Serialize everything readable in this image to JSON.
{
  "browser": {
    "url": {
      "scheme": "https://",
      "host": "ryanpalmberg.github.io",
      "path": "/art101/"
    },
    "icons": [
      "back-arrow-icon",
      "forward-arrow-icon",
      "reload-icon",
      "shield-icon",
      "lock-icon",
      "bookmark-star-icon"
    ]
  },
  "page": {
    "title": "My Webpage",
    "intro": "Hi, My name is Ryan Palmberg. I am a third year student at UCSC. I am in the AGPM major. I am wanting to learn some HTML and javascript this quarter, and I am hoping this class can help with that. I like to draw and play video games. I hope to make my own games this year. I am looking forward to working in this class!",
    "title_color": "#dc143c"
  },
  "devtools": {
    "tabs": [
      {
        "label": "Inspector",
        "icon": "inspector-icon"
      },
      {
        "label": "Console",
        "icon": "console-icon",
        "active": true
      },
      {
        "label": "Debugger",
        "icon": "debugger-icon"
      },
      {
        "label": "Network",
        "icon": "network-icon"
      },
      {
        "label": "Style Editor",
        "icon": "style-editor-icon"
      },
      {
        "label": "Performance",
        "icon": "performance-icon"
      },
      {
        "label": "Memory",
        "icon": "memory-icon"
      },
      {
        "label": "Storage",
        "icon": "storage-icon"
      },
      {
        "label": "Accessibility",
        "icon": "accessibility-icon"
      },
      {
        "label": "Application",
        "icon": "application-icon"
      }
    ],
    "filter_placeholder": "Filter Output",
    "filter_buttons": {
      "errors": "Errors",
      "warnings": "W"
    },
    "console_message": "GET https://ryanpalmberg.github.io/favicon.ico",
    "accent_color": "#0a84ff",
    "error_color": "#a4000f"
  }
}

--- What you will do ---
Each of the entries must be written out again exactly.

--- Solution for this exercise ---
Serialize everything readable in this image to JSON.
{
  "browser": {
    "url": {
      "scheme": "https://",
      "host": "ryanpalmberg.github.io",
      "path": "/art101/"
    },
    "icons": [
      "back-arrow-icon",
      "forward-arrow-icon",
      "reload-icon",
      "shield-icon",
      "lock-icon",
      "bookmark-star-icon"
    ]
  },
  "page": {
    "title": "My Webpage",
    "intro": "Hi, My name is Ryan Palmberg. I am a third year student at UCSC. I am in the AGPM major. I am wanting to learn some HTML and javascript this quarter, and I am hoping this class can help with that. I like to draw and play video games. I hope to make my own games this year. I am looking forward to working in this class!",
    "title_color": "#dc143c"
  },
  "devtools": {
    "tabs": [
      {
        "label": "Inspector",
        "icon": "inspector-icon"
      },
      {
        "label": "Console",
        "icon": "console-icon",
        "active": true
      },
      {
        "label": "Debugger",
        "icon": "debugger-icon"
      },
      {
        "label": "Network",
        "icon": "network-icon"
      },
      {
        "label": "Style Editor",
        "icon": "style-editor-icon"
      },
      {
        "label": "Performance",
        "icon": "performance-icon"
      },
      {
        "label": "Memory",
        "icon": "memory-icon"
      },
      {
        "label": "Storage",
        "icon": "storage-icon"
      },
      {
        "label": "Accessibility",
        "icon": "accessibility-icon"
      },
      {
        "label": "Application",
        "icon": "application-icon"
      }
    ],
    "filter_placeholder": "Filter Output",
    "filter_buttons": {
      "errors": "Errors",
      "warnings": "W"
    },
    "console_message": "GET https://ryanpalmberg.github.io/favicon.ico",
    "accent_color": "#0a84ff",
    "error_color": "#a4000f"
  }
}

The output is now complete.